particular domain has not been made recently or is not
relevant to them.
DO RESPONSE OPTION CONSTRAIN (MISLEAD)
• Couples agree 6-64%
of the time
(Bangladesh) & 67-
82% of the time
• Women tend to report
decisions as joint, men
tend to report as sole
Couples in Bangladesh (2011-2012)
WHY ARE DECISIONS MADE?
The Self-determination continuum (Seymour & Peterman 2018)
ASK ME WHY? VINETTES TO UNDERSTAND
DECISION-MAKING MOTIVATION (Bernard et al. 2018)
• Vignettes around production of
dairy & consumption of dairy in
Senegal = 5 typologies of
• Men most likely to be deciding in

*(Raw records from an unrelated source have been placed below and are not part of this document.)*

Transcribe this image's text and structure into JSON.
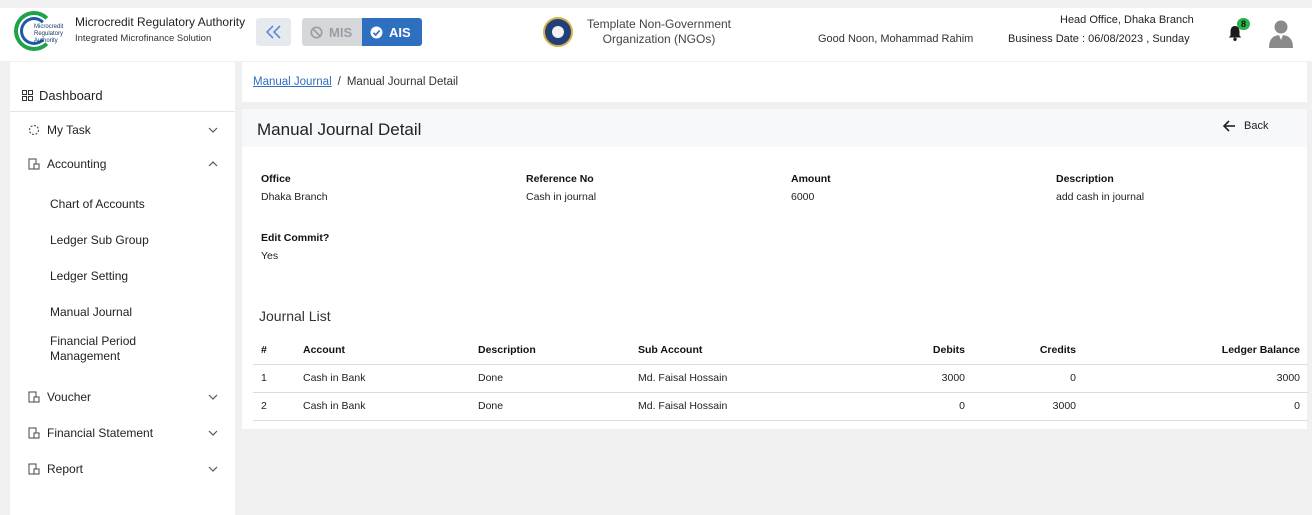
{
  "header": {
    "logo_text": [
      "Microcredit",
      "Regulatory",
      "Authority"
    ],
    "app_title": "Microcredit Regulatory Authority",
    "app_subtitle": "Integrated Microfinance Solution",
    "mode_mis": "MIS",
    "mode_ais": "AIS",
    "org_line1": "Template Non-Government",
    "org_line2": "Organization (NGOs)",
    "greeting": "Good Noon, Mohammad Rahim",
    "office": "Head Office, Dhaka Branch",
    "business_date": "Business Date : 06/08/2023 , Sunday",
    "notification_count": "8",
    "colors": {
      "accent": "#2e6fc0",
      "badge": "#2ab34a",
      "logo_green": "#1fa24a"
    },
    "icons": [
      "double-chevron-left-icon",
      "ban-icon",
      "check-circle-icon",
      "bell-icon",
      "user-avatar-icon"
    ]
  },
  "sidebar": {
    "dashboard": "Dashboard",
    "items": [
      {
        "label": "My Task",
        "icon": "spinner-icon",
        "expanded": false
      },
      {
        "label": "Accounting",
        "icon": "ledger-icon",
        "expanded": true
      },
      {
        "label": "Voucher",
        "icon": "ledger-icon",
        "expanded": false
      },
      {
        "label": "Financial Statement",
        "icon": "ledger-icon",
        "expanded": false
      },
      {
        "label": "Report",
        "icon": "ledger-icon",
        "expanded": false
      }
    ],
    "accounting_sub": [
      "Chart of Accounts",
      "Ledger Sub Group",
      "Ledger Setting",
      "Manual Journal",
      "Financial Period Management"
    ]
  },
  "breadcrumb": {
    "link": "Manual Journal",
    "separator": "/",
    "current": "Manual Journal Detail"
  },
  "detail": {
    "title": "Manual Journal Detail",
    "back_label": "Back",
    "fields": [
      {
        "label": "Office",
        "value": "Dhaka Branch"
      },
      {
        "label": "Reference No",
        "value": "Cash in journal"
      },
      {
        "label": "Amount",
        "value": "6000"
      },
      {
        "label": "Description",
        "value": "add cash in journal"
      },
      {
        "label": "Edit Commit?",
        "value": "Yes"
      }
    ]
  },
  "journal": {
    "title": "Journal List",
    "columns": [
      "#",
      "Account",
      "Description",
      "Sub Account",
      "Debits",
      "Credits",
      "Ledger Balance"
    ],
    "rows": [
      [
        "1",
        "Cash in Bank",
        "Done",
        "Md. Faisal Hossain",
        "3000",
        "0",
        "3000"
      ],
      [
        "2",
        "Cash in Bank",
        "Done",
        "Md. Faisal Hossain",
        "0",
        "3000",
        "0"
      ]
    ]
  }
}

dictator households; Women
most likely in separate sphere
• WHO decides does not affect
outcomes, but WHY they decide
does matter (norms worst off,
informed best off).
• Capturing preferences To what extent do you feel you can make
your own personal decisions regarding [X] if you want(ed) to? (WEAI)
• Social desirability bias Observational (field experiments) or use
indirect methods (list randomization), solicit willingness to pay estimates
-- however these methods may be difficult in national surveys
• Empowerment as a process Take measures over time and analyze
• Disempowerment can heighten data collection challenges When
women face structural inequalities this can compound measurement
challenges. Create space for private interviews, same sex/locally
recruited to encourage truthful answers (Glennerster et al. 2017).
INDEX EXAMPLES: WOMEN’S EMPOWERMENT IN
AGRICULTURE INDEX (WEAI) (Malapit et al. 2019)
• Objectives: Developed by USAID, IFPRI, OPHI in
2012 to measure inclusion of women in agriculture
• Survey based: Constructed using interviews of
primary male and female in the same household
• Versions & iterations:
1. Abbreviated WEAI (a-WEAI)
2. Project-level WEAI (pro-WEAI) Health &
3. WEAI for Value Chains (WEAI4VC)
4. WE in Livestock Index (WELI)
5. WE in Fish Index (WEFI) 12 indicators of empowerment
WEAI QUALITATIVE WORK: HOW COMMUNITIES
UNDERSTAND EMPOWERMENT (Meinzen-Dick et al. 2019)
Synthesis of Pro-WEAI data across 8 projects (SA & SSA)
Empowerment = emancipated, admired, dignified, lift up, enable
Each component of empowerment is relational, not just about
the individual (other women as well as men. . . )
RESOURCES AGENCY ACHIEVEMENTS
• Economic means
• Help with labor
• Taking care of oneself
• Taking care of family needs
• Taking care of others
• Active, hard work
• Good decisions, joint decisions
• Exercising ownership
• Following social norms
• Financial status
• Well dressed
• Good appearance
MACRO-LEVEL INDEX EXAMPLE: SOCIAL INSTITUTIONS
& GENDER INDEX (SIGI) (4th edition, 2019: OECD, https://www.genderindex.org/)
“Discriminatory social institutions are defined as the formal and informal laws, attitudes and practices
that restrict women’s and girls’ access to rights, justice and empowerment opportunities.”
01. Women’s decision-making often the
primary (& only) indicator of women’s agency
operationalized—however large gaps in
understanding what is being captured & how
to interpret measures
02. Women’s & men’s goals/preferences
(values) should be reflected (captured)
alongside agency to achieve these goals.
03. We should be capturing multiple
measures of agency, over different domains
to triangulate outcomes
01. Measuring empowerment is complex—let’s
resist simplification & strive to measure it fully
(rather than related concepts, e.g. women’s
status or wellbeing)
02. Much to be gained from inter-disciplinary &
mixed method work.
03. While seeking to distill commonalities, we
cannot ignore context and individual specificity
of empowerment across different types of
agency—for women and men / girls and boys.
This presentation draws on research
of colleagues at IFPRI, including
Greg Seymour, Hazel Malapit,
Agnes Quisumbing, Ruth Meinzen-
Dick and the WEAI team, Cheryl
Doss, Melissa Hidrobo and others.